Instructions for the task.
The reply must be the number of lines in the following material that include the word "depuis", and nothing more.

Dataset excerpts.
####

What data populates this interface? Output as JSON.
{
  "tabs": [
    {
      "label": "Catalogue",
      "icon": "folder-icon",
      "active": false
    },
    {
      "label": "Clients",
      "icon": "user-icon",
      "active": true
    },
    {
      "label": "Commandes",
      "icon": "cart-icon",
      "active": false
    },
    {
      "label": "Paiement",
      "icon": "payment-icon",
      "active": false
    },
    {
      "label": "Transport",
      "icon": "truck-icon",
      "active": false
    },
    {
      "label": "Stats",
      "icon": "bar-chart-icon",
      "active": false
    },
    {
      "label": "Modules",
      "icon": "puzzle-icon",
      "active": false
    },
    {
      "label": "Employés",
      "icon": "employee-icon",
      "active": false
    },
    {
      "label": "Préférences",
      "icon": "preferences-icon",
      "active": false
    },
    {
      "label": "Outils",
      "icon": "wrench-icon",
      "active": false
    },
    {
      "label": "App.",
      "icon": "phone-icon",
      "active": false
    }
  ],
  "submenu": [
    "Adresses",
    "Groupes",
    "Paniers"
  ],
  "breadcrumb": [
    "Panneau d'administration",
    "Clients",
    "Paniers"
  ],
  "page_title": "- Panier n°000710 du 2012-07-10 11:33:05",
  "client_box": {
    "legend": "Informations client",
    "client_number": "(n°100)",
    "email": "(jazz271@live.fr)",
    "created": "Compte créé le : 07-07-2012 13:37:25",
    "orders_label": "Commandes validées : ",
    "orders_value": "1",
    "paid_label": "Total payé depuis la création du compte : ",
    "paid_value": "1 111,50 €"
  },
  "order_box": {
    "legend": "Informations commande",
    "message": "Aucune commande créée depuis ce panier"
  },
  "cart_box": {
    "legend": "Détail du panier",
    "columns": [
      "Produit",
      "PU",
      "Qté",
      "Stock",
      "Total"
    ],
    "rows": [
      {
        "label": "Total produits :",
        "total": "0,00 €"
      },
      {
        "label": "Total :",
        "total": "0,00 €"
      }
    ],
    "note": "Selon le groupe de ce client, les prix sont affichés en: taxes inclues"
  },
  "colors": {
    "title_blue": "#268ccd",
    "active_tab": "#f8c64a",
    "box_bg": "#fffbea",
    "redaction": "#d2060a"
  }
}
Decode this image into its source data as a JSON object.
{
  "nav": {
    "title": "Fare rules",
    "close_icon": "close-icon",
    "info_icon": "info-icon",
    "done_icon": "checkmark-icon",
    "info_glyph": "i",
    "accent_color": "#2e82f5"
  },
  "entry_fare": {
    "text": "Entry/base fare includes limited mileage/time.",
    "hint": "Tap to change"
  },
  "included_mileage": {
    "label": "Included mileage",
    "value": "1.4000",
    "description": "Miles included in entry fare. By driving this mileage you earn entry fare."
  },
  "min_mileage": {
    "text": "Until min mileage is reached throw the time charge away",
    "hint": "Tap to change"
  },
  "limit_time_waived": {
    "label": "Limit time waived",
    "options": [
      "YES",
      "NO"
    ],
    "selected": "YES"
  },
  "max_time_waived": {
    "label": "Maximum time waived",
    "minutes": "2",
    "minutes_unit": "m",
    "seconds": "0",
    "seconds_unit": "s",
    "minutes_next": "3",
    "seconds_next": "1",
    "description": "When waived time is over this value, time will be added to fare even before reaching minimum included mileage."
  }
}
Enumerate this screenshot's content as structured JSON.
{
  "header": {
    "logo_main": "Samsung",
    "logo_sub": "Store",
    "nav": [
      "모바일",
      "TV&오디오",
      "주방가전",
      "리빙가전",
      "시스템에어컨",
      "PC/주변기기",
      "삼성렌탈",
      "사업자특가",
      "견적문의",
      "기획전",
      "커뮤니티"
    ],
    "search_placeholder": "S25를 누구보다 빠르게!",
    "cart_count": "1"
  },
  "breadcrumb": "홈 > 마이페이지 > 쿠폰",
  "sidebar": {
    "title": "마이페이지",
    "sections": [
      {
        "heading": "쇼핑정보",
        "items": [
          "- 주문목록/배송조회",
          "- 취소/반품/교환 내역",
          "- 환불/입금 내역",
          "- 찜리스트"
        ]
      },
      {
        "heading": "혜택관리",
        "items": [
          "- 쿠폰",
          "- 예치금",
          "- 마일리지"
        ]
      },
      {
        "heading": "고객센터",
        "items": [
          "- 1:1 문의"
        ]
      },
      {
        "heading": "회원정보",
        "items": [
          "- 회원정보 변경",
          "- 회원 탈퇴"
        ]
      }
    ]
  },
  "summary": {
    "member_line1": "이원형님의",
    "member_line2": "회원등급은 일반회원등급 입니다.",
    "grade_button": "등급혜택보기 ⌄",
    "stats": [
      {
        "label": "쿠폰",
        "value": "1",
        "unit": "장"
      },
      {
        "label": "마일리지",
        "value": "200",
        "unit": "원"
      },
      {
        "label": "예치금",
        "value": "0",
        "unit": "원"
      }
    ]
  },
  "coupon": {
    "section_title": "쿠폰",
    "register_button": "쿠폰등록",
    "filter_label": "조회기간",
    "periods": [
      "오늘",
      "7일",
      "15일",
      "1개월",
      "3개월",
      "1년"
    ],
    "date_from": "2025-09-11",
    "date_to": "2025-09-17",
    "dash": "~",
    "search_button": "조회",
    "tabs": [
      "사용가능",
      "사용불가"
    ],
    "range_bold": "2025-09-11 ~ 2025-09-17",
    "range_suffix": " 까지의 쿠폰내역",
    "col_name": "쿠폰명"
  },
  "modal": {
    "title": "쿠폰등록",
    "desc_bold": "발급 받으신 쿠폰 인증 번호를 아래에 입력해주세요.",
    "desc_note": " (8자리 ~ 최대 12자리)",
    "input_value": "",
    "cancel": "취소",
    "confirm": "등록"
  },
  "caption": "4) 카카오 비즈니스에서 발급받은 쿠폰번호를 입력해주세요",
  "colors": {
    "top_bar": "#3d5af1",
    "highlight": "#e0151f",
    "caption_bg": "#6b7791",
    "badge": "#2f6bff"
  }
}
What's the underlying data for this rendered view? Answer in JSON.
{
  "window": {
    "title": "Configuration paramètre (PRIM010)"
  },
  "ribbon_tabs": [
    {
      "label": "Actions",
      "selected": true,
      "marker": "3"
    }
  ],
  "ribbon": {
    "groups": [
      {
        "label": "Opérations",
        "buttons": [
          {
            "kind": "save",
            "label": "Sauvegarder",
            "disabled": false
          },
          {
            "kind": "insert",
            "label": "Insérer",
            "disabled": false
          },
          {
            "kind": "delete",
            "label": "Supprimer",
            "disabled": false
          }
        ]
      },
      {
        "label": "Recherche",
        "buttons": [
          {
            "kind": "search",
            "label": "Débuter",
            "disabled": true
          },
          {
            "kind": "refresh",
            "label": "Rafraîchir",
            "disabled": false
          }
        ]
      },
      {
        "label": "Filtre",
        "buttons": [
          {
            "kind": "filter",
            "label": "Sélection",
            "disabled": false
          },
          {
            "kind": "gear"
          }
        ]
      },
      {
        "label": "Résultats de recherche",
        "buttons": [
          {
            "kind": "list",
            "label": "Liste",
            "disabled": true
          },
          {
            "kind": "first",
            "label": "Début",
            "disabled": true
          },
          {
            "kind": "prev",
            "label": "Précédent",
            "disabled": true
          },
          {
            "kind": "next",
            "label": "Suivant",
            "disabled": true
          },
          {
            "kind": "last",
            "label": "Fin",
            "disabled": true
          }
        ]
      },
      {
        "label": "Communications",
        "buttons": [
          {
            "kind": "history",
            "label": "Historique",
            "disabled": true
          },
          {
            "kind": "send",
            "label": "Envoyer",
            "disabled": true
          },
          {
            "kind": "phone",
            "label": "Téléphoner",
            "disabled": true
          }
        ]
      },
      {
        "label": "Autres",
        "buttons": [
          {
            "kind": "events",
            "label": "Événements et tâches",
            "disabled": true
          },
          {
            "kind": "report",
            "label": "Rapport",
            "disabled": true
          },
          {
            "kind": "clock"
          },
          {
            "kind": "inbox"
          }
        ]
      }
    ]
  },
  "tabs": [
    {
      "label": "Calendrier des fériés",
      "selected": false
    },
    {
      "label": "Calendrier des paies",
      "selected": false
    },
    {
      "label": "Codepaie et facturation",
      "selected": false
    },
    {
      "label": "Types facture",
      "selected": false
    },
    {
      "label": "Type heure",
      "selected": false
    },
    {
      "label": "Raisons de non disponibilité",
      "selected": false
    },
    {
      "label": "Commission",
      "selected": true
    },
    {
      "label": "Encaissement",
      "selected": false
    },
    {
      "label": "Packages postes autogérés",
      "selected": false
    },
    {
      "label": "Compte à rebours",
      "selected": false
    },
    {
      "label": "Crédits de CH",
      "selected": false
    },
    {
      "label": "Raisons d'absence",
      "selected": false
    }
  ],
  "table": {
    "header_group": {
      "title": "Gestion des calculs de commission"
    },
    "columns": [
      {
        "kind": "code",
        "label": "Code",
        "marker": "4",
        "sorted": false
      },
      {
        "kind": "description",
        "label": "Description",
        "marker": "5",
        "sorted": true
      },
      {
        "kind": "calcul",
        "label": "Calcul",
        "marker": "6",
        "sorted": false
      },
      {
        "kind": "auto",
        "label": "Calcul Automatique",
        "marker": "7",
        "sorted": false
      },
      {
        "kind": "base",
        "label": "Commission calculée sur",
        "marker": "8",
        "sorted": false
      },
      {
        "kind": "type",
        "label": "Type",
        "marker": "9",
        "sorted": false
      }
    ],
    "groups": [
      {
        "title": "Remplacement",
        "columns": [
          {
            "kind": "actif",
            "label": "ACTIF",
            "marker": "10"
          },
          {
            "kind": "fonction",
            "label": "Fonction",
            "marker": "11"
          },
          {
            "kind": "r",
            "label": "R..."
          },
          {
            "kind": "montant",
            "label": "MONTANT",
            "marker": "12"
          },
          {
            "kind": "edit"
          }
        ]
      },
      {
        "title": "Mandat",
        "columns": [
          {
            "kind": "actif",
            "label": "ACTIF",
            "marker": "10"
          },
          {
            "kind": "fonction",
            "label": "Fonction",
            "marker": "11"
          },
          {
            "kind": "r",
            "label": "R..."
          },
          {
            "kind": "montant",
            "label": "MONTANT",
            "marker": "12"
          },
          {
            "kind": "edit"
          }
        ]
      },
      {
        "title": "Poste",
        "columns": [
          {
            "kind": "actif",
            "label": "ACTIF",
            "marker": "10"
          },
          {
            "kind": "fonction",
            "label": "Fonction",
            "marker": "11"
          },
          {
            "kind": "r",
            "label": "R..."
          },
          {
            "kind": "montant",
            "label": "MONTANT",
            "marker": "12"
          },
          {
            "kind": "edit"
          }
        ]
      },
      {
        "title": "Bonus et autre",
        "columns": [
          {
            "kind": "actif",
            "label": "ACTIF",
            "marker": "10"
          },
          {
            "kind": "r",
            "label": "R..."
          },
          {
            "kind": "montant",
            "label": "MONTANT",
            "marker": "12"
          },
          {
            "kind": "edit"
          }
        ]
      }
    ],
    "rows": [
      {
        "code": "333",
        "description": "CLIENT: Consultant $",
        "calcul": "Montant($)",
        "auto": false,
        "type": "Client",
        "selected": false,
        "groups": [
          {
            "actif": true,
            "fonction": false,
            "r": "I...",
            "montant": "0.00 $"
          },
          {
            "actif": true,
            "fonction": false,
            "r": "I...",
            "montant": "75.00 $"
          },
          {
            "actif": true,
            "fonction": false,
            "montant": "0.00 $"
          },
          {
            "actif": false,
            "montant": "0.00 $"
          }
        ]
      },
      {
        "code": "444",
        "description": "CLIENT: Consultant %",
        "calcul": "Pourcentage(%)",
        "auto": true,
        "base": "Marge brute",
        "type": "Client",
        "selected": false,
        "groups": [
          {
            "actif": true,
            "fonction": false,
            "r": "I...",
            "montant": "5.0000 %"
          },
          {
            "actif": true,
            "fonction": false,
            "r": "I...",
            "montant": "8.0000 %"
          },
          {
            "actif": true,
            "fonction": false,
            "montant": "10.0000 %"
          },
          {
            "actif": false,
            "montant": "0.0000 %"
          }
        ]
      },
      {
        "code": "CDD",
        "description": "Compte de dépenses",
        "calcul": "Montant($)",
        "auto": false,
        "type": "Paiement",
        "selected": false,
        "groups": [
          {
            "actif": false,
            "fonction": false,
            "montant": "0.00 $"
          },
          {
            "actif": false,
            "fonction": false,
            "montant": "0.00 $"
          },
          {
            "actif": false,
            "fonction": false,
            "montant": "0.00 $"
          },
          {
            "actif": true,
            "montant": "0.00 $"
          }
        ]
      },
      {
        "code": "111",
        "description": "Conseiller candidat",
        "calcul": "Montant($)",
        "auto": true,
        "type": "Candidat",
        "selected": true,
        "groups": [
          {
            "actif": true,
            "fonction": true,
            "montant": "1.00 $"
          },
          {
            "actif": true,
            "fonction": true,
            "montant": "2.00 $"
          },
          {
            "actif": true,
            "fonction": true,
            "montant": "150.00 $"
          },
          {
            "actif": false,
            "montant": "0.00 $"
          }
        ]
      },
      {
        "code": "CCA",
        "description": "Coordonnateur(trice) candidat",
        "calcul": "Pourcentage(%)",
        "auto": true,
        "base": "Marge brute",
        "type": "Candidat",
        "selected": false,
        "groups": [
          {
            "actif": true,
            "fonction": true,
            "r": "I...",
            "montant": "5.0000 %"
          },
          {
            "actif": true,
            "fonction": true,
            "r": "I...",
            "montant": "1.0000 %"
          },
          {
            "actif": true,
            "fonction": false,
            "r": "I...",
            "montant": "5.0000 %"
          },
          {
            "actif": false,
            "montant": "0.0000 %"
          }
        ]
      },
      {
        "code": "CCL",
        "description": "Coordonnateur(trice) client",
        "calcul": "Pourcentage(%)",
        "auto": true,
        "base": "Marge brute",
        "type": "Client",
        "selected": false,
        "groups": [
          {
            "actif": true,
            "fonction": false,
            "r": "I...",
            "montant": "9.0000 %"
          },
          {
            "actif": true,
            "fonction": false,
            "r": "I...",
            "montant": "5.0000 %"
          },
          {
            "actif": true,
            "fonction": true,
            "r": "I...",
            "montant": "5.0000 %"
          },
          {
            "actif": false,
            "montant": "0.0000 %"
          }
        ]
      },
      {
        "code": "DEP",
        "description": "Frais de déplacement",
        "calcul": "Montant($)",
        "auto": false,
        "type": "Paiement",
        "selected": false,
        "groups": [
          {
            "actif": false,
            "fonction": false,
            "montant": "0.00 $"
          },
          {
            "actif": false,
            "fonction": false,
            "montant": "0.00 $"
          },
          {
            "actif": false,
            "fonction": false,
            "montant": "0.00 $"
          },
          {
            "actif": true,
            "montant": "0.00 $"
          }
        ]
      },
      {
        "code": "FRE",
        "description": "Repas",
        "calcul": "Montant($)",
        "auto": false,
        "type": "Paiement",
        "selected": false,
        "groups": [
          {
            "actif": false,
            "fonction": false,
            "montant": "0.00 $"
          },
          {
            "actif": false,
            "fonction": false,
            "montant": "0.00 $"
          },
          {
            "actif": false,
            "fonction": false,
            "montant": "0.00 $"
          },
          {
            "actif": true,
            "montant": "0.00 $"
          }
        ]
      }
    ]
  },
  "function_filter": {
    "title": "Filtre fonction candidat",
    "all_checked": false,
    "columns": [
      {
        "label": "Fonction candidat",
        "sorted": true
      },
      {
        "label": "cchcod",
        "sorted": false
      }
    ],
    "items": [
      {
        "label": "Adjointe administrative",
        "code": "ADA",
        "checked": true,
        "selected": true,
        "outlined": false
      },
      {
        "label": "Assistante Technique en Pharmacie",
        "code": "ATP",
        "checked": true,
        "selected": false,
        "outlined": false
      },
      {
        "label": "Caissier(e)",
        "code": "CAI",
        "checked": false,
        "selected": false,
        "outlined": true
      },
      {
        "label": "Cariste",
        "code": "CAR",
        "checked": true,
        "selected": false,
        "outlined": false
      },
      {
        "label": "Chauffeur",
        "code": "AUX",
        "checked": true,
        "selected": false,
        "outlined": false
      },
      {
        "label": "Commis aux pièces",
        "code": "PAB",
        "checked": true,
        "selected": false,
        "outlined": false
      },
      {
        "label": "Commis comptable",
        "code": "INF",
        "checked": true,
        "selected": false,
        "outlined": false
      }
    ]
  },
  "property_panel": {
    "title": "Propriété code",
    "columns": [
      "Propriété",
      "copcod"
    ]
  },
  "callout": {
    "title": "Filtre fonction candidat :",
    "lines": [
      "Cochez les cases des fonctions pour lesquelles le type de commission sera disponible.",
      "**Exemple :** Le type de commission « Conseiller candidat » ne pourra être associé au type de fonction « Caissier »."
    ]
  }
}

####

Solved problem.
2